Ricky Ponting: Forever treading the thin line
The greatest of victories are built on risk, triumphs on chance and success on pure instinct. But so too are defeats. A courageous shot that lands an inch outside the boundary line is praised and sung about, a courageous shot caught an inch inside, admonished, censured. The merit of a desperate player attempting a winner while down match point is determined by the static line of the tennis court; inside, a hero, outside, an idiot. In sport, like in life, the line between courage and foolishness is rather thin. There is no certainty in the outcome, no guarantee of a result, but an attempt has to be made to tread it, for the timid are never the heroes.
Ricky Ponting literally lived on this line. Grim-faced and square-jawed, he lived every moment on the field as if it was a matter of life and death. Never would he back away from a decision, back away from a challenge; it was almost as if he was incapable of doing it. Perhaps it was this outrageous will of his to win, no matter the cost, that earned him the tags of arrogant and cocky, both in the subcontinent and in England. He didn’t mind it. As long as the victories were coming, nothing mattered. But his greatness perhaps lay in the times when the victories weren’t coming as often any more. For a captain who has won two successive World Cups, he also is a captain who lost three Ashes. As an Australian, you do not want that record. He could, on numerous occasions, have blamed that he didn’t have the same team any more, the team that comprised of legends like Mark Taylor, David Boon, Steve Waugh, Shane Warne and Glenn McGrath, that it was unfair to expect a spotless record from every team. Not once did I hear him complain. That wasn’t who he was. Only a couple of months ago he said, “It’s one of the biggest motivators I have right now. Every morning I get up and go to the gym and I’m pounding away on the bike or the treadmill, it’s with some of the memories of The Oval still in my mind from the last couple of tours. These are things that don’t go away very soon.” He was, at 38, still willing to fight for the urn.
The sport at times creates moments when the athlete begins to doubt his ability. In a silent stadium of a million fans, when a defender, often before the opponent’s goal, has to take the deciding penalty; when the tail-ender, in his awkward stance, has to face the ultimate ball of the innings – a hit you win, a miss you lose; the dying moments of a basketball game, when all but 2 measly points separate you from your opponents. Most athletes, in an overwhelming rush of anxiety and messed up nerves, falter and succumb to the enormity of the moment. But there are others who live for these moments, who cherish the goosebumps; they want the ball – it is, for them, an examination of their own self, of how good they are, a chance to show off.

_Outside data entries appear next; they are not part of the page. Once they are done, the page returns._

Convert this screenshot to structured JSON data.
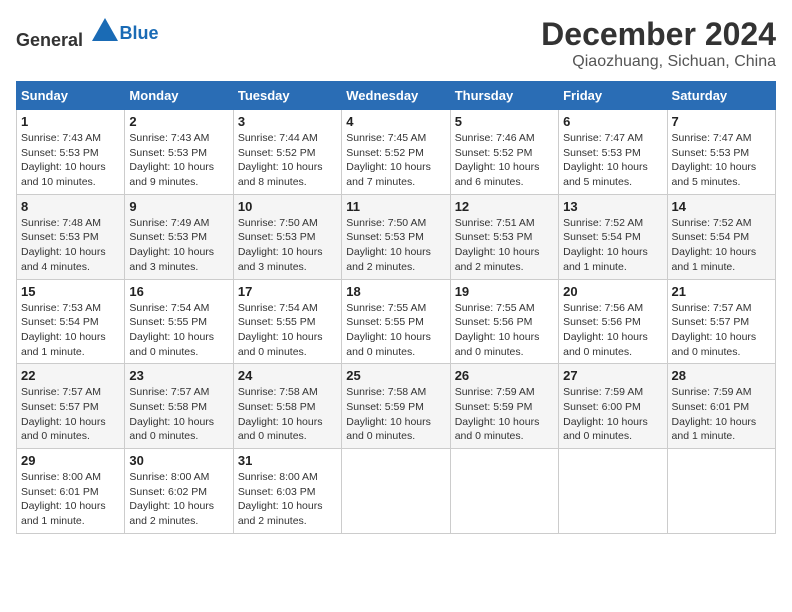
{
  "logo": {
    "general": "General",
    "blue": "Blue"
  },
  "title": "December 2024",
  "subtitle": "Qiaozhuang, Sichuan, China",
  "weekdays": [
    "Sunday",
    "Monday",
    "Tuesday",
    "Wednesday",
    "Thursday",
    "Friday",
    "Saturday"
  ],
  "weeks": [
    [
      {
        "day": "1",
        "info": "Sunrise: 7:43 AM\nSunset: 5:53 PM\nDaylight: 10 hours\nand 10 minutes."
      },
      {
        "day": "2",
        "info": "Sunrise: 7:43 AM\nSunset: 5:53 PM\nDaylight: 10 hours\nand 9 minutes."
      },
      {
        "day": "3",
        "info": "Sunrise: 7:44 AM\nSunset: 5:52 PM\nDaylight: 10 hours\nand 8 minutes."
      },
      {
        "day": "4",
        "info": "Sunrise: 7:45 AM\nSunset: 5:52 PM\nDaylight: 10 hours\nand 7 minutes."
      },
      {
        "day": "5",
        "info": "Sunrise: 7:46 AM\nSunset: 5:52 PM\nDaylight: 10 hours\nand 6 minutes."
      },
      {
        "day": "6",
        "info": "Sunrise: 7:47 AM\nSunset: 5:53 PM\nDaylight: 10 hours\nand 5 minutes."
      },
      {
        "day": "7",
        "info": "Sunrise: 7:47 AM\nSunset: 5:53 PM\nDaylight: 10 hours\nand 5 minutes."
      }
    ],
    [
      {
        "day": "8",
        "info": "Sunrise: 7:48 AM\nSunset: 5:53 PM\nDaylight: 10 hours\nand 4 minutes."
      },
      {
        "day": "9",
        "info": "Sunrise: 7:49 AM\nSunset: 5:53 PM\nDaylight: 10 hours\nand 3 minutes."
      },
      {
        "day": "10",
        "info": "Sunrise: 7:50 AM\nSunset: 5:53 PM\nDaylight: 10 hours\nand 3 minutes."
      },
      {
        "day": "11",
        "info": "Sunrise: 7:50 AM\nSunset: 5:53 PM\nDaylight: 10 hours\nand 2 minutes."
      },
      {
        "day": "12",
        "info": "Sunrise: 7:51 AM\nSunset: 5:53 PM\nDaylight: 10 hours\nand 2 minutes."
      },
      {
        "day": "13",
        "info": "Sunrise: 7:52 AM\nSunset: 5:54 PM\nDaylight: 10 hours\nand 1 minute."
      },
      {
        "day": "14",
        "info": "Sunrise: 7:52 AM\nSunset: 5:54 PM\nDaylight: 10 hours\nand 1 minute."
      }
    ],
    [
      {
        "day": "15",
        "info": "Sunrise: 7:53 AM\nSunset: 5:54 PM\nDaylight: 10 hours\nand 1 minute."
      },
      {
        "day": "16",
        "info": "Sunrise: 7:54 AM\nSunset: 5:55 PM\nDaylight: 10 hours\nand 0 minutes."
      },
      {
        "day": "17",
        "info": "Sunrise: 7:54 AM\nSunset: 5:55 PM\nDaylight: 10 hours\nand 0 minutes."
      },
      {
        "day": "18",
        "info": "Sunrise: 7:55 AM\nSunset: 5:55 PM\nDaylight: 10 hours\nand 0 minutes."
      },
      {
        "day": "19",
        "info": "Sunrise: 7:55 AM\nSunset: 5:56 PM\nDaylight: 10 hours\nand 0 minutes."
      },
      {
        "day": "20",
        "info": "Sunrise: 7:56 AM\nSunset: 5:56 PM\nDaylight: 10 hours\nand 0 minutes."
      },
      {
        "day": "21",
        "info": "Sunrise: 7:57 AM\nSunset: 5:57 PM\nDaylight: 10 hours\nand 0 minutes."
      }
    ],
    [
      {
        "day": "22",
        "info": "Sunrise: 7:57 AM\nSunset: 5:57 PM\nDaylight: 10 hours\nand 0 minutes."
      },
      {
        "day": "23",
        "info": "Sunrise: 7:57 AM\nSunset: 5:58 PM\nDaylight: 10 hours\nand 0 minutes."
      },
      {
        "day": "24",
        "info": "Sunrise: 7:58 AM\nSunset: 5:58 PM\nDaylight: 10 hours\nand 0 minutes."
      },
      {
        "day": "25",
        "info": "Sunrise: 7:58 AM\nSunset: 5:59 PM\nDaylight: 10 hours\nand 0 minutes."
      },
      {
        "day": "26",
        "info": "Sunrise: 7:59 AM\nSunset: 5:59 PM\nDaylight: 10 hours\nand 0 minutes."
      },
      {
        "day": "27",
        "info": "Sunrise: 7:59 AM\nSunset: 6:00 PM\nDaylight: 10 hours\nand 0 minutes."
      },
      {
        "day": "28",
        "info": "Sunrise: 7:59 AM\nSunset: 6:01 PM\nDaylight: 10 hours\nand 1 minute."
      }
    ],
    [
      {
        "day": "29",
        "info": "Sunrise: 8:00 AM\nSunset: 6:01 PM\nDaylight: 10 hours\nand 1 minute."
      },
      {
        "day": "30",
        "info": "Sunrise: 8:00 AM\nSunset: 6:02 PM\nDaylight: 10 hours\nand 2 minutes."
      },
      {
        "day": "31",
        "info": "Sunrise: 8:00 AM\nSunset: 6:03 PM\nDaylight: 10 hours\nand 2 minutes."
      },
      null,
      null,
      null,
      null
    ]
  ]
}
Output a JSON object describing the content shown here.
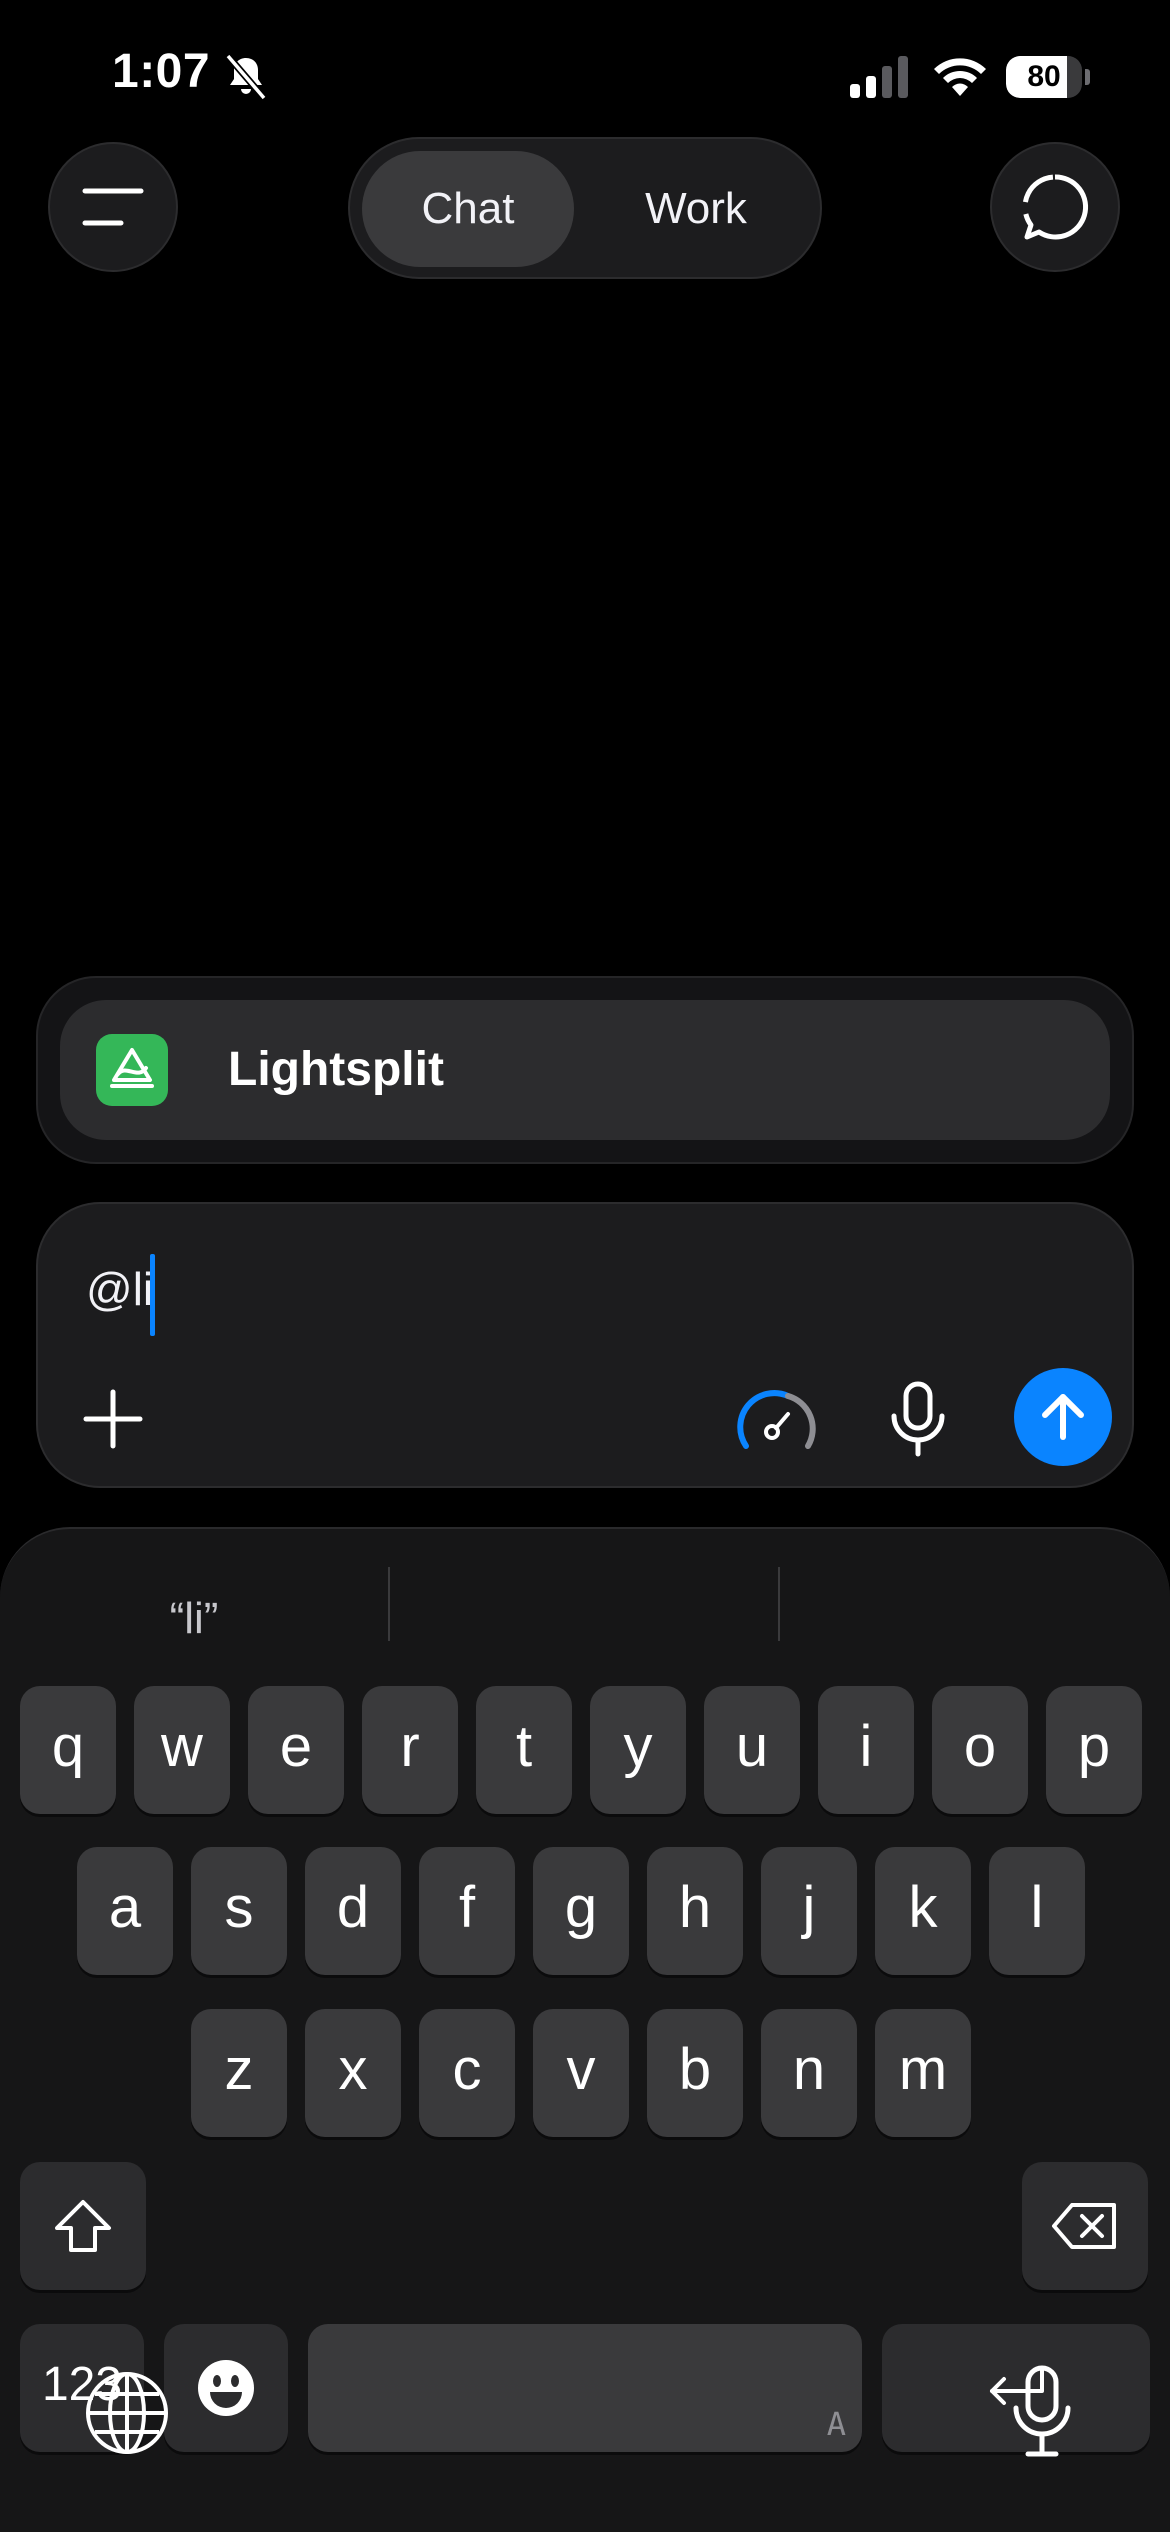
{
  "status_bar": {
    "time": "1:07",
    "battery": "80",
    "battery_level": 0.8
  },
  "header": {
    "tabs": [
      {
        "label": "Chat",
        "selected": true
      },
      {
        "label": "Work",
        "selected": false
      }
    ]
  },
  "suggestion": {
    "label": "Lightsplit",
    "icon": "lightsplit-app-icon"
  },
  "composer": {
    "text": "@li"
  },
  "keyboard": {
    "predictions": [
      "“li”",
      "",
      ""
    ],
    "row1": [
      "q",
      "w",
      "e",
      "r",
      "t",
      "y",
      "u",
      "i",
      "o",
      "p"
    ],
    "row2": [
      "a",
      "s",
      "d",
      "f",
      "g",
      "h",
      "j",
      "k",
      "l"
    ],
    "row3": [
      "z",
      "x",
      "c",
      "v",
      "b",
      "n",
      "m"
    ],
    "numbers_label": "123",
    "space_hint": "A"
  },
  "colors": {
    "accent": "#0a84ff",
    "app_icon_green": "#34b758",
    "background": "#000000"
  }
}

Ricky Ponting belonged among those few. On the biggest stages of cricket, in the most intense moments of the sport, he had an ability to perform, even better than than in ordinary circumstances, perhaps. No Indian cricket fan who’s been around for a while will ever forget the 140* that he produced in the 2003 World Cup final against us. Coming in at No 3, on a damp, lively strip, he played one of the most dominating innings ever played in a World Cup final. You could see in his eyes how much he wanted to win. But for me, the most memorable picture of Ponting at a World Cup will not be the one holding a Cup. In fact, it comes from his least successful outing, in the 2011 World Cup. In the quarter-finals against India (which by many people was dubbed as a Roger Federer vs Rafael Nadal match), he constructed an innings of 104, this one not so dominating, but constructed with pure grit and determination. But now at home, and more used to winning, Yuvraj Singh was making short work of the Australian target. In the penultimate over, as the result became increasingly clear, you could see Ricky Ponting standing at point, still calling out to his team-mates, pushing them, barely able to hold back his own tears. You could see in his eyes how much he wanted to win. That will remain etched as the picture of a man who hadn’t considered the chance of losing before coming on to the ground.
He was, of course, for all his courage and brilliance, never accepted in India. He was a man who spoke his mind, had scant respect for his opposition, sledged the best of our batsman and never missed an opportunity to point out that his team was better than ours. But then, that was what made Ricky Ponting unique. It was a package of an arrogant man and a brilliant cricketer and we couldn’t have one without the other. To ask him to be humble was a bit like asking Dravid to attempt a flurry of sixes in a test match, or asking Sehwag to bat cautiously for a day to save a test match. You could only accept them for who they were, and find a way to deal with them. Maybe even find a way to appreciate them. When he ended up with a black eye and a 2-match suspension after a bar brawl, while we enjoyed our moment of ‘I told you so’, we couldn’t completely ignore the manner in which he confronted a full press conference, admitting he had drinking problems. That was him – always front up, never the one to shrink away; an attribute that stuck till the end.
“If there’s someone out there better than me that is breathing down my neck and pushing me out the side, that’s international sport. If there’s someone better than Michael Hussey or David Warner, that’s the way it is. You have to be picking the best team to win every game you play. I honestly think if we play the way these guys can play and we just do things that little bit better, they’ll find it hard to beat us – I don’t care who we play.” Brash, upfront, arrogant. Ricky Ponting.